__Work to be completed__. Whenever a line in the material below includes "icon", copy that line.

- - - - - - -

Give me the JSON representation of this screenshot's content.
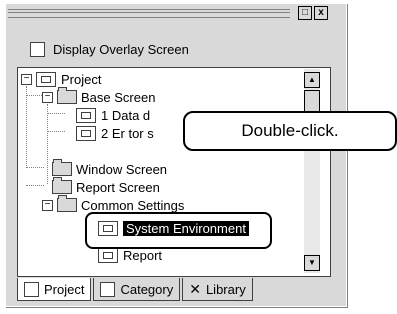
{
  "window": {
    "min_label": "□",
    "close_label": "x"
  },
  "options": {
    "display_overlay_label": "Display Overlay Screen",
    "display_overlay_checked": false
  },
  "tree": {
    "project": "Project",
    "base_screen": "Base Screen",
    "item1": "1 Data d",
    "item2": "2 Er tor s",
    "window_screen": "Window Screen",
    "report_screen": "Report Screen",
    "common_settings": "Common Settings",
    "system_environment": "System Environment",
    "report": "Report"
  },
  "callout": {
    "text": "Double-click."
  },
  "tabs": [
    {
      "label": "Project",
      "icon": "project-icon"
    },
    {
      "label": "Category",
      "icon": "category-icon"
    },
    {
      "label": "Library",
      "icon": "library-icon"
    }
  ],
  "scrollbar": {
    "up_label": "▲",
    "down_label": "▼"
  }
}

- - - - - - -

__Exercise response__.
      "icon": "project-icon"
      "icon": "category-icon"
      "icon": "library-icon"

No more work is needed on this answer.